▸ **Information given**:

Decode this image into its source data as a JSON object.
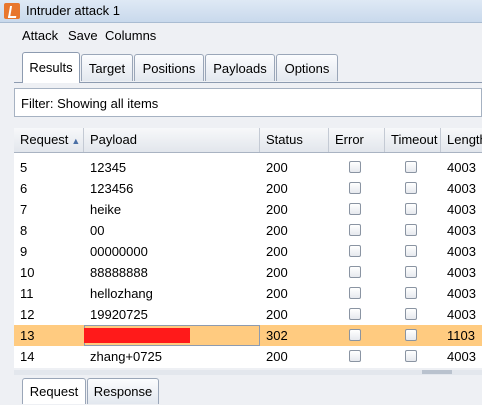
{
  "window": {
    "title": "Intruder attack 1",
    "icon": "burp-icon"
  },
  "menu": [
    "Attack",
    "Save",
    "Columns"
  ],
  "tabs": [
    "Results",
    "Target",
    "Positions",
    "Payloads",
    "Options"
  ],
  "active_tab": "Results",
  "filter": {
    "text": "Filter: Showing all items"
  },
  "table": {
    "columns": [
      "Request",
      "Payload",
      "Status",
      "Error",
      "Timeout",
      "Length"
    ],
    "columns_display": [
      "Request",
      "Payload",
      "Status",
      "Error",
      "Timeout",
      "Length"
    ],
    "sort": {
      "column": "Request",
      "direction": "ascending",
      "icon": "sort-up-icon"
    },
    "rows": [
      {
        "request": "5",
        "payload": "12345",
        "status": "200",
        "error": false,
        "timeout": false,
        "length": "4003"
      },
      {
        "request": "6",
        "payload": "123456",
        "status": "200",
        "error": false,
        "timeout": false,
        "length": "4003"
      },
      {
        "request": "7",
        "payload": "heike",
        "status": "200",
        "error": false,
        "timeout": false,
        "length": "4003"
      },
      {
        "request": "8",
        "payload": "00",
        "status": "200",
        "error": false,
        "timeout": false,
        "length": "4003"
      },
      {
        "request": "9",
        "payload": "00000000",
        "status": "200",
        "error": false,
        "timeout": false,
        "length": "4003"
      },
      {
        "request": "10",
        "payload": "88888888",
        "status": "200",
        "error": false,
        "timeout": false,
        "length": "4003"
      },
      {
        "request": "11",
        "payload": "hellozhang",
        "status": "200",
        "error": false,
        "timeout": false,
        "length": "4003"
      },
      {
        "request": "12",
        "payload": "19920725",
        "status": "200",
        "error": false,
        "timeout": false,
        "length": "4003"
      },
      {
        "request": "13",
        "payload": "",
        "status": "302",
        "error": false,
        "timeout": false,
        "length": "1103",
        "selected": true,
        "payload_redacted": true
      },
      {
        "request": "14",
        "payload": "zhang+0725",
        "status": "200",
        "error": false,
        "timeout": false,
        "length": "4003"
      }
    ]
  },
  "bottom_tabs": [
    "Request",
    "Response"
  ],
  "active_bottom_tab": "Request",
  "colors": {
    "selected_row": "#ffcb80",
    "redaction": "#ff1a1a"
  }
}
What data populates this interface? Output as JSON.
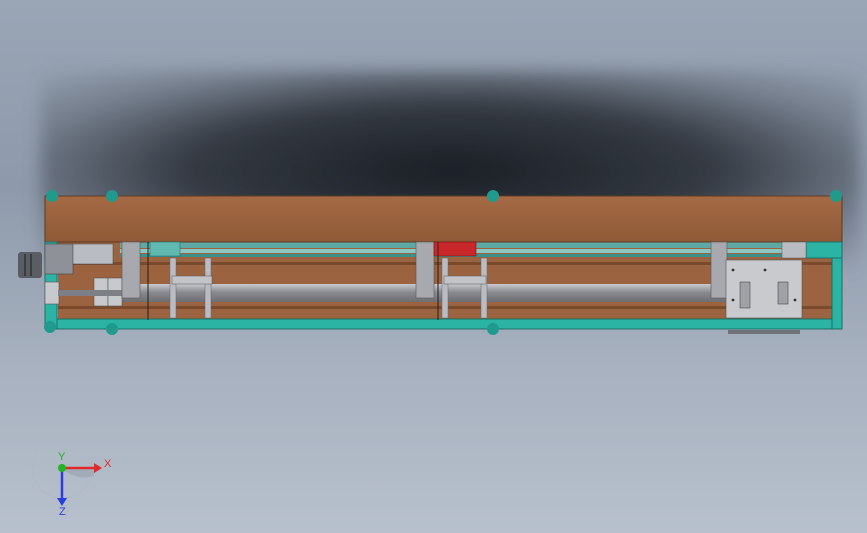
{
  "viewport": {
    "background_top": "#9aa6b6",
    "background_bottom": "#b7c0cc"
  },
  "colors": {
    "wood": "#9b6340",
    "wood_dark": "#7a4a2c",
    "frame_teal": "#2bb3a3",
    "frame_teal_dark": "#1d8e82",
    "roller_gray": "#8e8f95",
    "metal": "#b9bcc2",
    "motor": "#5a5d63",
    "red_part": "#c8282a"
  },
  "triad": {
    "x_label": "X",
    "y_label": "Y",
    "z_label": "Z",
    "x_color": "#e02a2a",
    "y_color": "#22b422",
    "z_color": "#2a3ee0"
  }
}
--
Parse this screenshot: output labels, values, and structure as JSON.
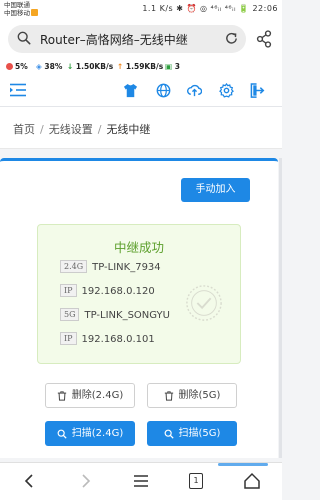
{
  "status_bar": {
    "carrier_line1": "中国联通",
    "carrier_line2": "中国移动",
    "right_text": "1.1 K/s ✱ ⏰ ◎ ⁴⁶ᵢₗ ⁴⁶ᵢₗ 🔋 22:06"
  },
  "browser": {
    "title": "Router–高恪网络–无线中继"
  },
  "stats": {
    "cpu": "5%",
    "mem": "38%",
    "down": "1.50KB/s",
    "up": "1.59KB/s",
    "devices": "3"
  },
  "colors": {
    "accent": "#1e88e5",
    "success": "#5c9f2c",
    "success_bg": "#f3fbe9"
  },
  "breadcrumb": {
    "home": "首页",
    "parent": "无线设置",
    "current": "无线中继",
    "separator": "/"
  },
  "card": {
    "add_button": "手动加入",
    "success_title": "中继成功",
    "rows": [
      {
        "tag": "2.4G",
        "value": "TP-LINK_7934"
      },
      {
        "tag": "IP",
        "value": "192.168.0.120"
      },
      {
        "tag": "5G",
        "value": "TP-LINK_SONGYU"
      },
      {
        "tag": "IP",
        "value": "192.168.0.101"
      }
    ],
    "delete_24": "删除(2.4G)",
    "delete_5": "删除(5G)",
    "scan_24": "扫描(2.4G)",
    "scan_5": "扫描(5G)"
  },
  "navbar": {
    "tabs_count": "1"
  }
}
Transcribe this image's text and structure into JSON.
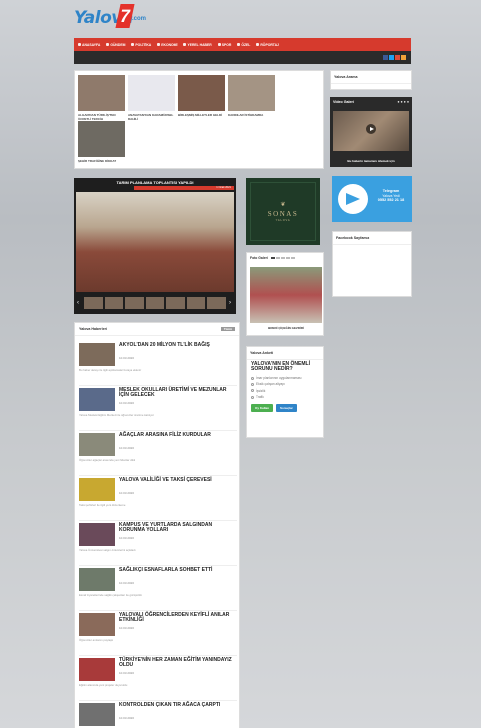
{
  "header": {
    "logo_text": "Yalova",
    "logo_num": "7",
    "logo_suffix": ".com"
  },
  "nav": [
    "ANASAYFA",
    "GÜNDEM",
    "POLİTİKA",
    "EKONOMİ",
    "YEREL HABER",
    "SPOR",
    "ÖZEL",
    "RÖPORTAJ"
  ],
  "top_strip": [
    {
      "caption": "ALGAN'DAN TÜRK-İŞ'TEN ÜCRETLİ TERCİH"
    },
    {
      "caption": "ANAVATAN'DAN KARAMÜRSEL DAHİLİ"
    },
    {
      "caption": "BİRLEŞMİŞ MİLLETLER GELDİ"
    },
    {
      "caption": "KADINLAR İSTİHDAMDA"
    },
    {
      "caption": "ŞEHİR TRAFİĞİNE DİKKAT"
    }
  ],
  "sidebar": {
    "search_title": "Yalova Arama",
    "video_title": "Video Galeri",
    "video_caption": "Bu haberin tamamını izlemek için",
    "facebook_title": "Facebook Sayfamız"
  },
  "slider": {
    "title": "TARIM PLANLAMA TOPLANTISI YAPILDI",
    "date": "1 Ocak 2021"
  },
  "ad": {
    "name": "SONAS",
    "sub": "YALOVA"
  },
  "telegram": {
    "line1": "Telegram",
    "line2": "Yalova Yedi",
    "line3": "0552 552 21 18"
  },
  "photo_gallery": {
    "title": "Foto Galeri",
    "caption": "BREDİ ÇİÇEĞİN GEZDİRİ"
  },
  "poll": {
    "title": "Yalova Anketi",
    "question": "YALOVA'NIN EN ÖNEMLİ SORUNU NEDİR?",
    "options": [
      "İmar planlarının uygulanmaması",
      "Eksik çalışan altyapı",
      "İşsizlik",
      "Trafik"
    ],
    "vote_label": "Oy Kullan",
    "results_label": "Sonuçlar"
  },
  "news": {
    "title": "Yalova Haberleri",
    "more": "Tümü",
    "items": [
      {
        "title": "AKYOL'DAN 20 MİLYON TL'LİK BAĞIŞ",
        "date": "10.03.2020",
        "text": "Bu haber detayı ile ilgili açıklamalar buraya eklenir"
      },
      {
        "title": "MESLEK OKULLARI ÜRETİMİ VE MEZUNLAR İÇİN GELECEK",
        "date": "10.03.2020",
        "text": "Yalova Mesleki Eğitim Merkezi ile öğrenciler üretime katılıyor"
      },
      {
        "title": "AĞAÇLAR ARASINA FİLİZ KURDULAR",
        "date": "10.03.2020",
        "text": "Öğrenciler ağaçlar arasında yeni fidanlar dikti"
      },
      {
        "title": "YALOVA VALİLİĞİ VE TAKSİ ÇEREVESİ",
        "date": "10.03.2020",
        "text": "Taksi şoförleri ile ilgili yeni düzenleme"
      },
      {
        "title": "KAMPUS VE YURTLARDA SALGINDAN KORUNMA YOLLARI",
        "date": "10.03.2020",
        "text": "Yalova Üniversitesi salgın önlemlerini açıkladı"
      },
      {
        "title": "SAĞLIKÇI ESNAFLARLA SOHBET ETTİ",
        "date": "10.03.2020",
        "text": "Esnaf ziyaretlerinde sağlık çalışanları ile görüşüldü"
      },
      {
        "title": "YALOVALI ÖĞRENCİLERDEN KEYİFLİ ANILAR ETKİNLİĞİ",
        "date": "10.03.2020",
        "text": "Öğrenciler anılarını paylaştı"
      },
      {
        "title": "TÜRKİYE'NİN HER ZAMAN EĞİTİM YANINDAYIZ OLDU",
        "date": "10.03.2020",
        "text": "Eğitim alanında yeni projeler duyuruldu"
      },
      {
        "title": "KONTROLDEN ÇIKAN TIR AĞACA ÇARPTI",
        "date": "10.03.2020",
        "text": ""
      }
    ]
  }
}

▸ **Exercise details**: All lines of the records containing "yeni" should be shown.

▸ **Answer section**:
        "text": "Öğrenciler ağaçlar arasında yeni fidanlar dikti"
        "text": "Taksi şoförleri ile ilgili yeni düzenleme"
        "text": "Eğitim alanında yeni projeler duyuruldu"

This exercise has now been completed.